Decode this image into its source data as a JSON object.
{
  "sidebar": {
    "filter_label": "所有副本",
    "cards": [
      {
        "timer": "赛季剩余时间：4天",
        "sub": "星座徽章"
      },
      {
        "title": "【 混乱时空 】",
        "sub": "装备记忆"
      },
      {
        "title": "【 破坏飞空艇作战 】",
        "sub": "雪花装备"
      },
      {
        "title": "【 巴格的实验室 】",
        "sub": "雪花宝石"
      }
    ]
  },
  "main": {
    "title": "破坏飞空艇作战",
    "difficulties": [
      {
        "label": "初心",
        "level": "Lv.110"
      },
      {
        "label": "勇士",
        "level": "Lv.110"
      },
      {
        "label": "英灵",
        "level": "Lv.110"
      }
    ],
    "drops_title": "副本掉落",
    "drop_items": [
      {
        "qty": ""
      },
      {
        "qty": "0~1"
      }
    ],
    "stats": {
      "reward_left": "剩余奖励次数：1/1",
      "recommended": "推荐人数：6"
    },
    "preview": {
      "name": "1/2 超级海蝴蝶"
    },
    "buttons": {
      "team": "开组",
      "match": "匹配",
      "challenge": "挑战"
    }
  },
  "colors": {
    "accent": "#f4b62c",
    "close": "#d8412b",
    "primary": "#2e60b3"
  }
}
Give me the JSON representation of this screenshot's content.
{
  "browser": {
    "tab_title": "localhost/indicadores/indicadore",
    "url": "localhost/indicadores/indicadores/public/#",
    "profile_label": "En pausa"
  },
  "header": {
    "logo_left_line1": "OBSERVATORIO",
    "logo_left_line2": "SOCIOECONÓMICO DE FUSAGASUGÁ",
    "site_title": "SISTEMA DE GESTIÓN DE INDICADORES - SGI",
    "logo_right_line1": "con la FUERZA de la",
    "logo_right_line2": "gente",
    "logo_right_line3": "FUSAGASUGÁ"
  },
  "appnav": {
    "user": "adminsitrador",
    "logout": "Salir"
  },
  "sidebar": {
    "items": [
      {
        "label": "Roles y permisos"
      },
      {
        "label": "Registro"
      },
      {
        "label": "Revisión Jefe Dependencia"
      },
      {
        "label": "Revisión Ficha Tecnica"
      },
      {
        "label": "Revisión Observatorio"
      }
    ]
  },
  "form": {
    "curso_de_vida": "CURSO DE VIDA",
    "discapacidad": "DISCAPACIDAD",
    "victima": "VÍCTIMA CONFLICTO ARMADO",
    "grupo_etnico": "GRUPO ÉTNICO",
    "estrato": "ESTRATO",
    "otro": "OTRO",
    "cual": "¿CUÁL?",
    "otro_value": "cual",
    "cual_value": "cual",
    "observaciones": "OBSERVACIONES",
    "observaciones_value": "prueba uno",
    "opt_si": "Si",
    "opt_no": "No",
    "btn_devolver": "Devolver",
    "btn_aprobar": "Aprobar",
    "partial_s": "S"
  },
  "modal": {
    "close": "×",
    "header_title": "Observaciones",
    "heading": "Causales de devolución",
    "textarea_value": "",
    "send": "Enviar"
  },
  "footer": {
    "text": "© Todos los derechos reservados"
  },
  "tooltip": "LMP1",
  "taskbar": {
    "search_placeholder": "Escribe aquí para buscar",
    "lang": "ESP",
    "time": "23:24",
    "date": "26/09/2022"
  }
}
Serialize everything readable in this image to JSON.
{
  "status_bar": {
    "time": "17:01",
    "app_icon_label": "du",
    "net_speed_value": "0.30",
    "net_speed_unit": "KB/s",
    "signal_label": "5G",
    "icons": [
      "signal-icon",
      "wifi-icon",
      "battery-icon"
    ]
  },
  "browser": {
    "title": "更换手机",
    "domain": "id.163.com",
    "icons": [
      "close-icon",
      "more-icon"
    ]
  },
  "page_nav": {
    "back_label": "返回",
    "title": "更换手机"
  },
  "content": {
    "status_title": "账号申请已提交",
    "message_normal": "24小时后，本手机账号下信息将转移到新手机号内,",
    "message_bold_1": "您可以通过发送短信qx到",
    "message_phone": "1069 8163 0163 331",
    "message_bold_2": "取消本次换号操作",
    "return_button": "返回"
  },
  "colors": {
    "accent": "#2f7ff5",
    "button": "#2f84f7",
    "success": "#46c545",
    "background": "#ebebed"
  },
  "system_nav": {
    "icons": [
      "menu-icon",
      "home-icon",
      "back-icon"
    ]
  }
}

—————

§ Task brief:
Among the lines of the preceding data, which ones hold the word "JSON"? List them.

§ Exercise output:
Decode this image into its source data as a JSON object.
Give me the JSON representation of this screenshot's content.
Serialize everything readable in this image to JSON.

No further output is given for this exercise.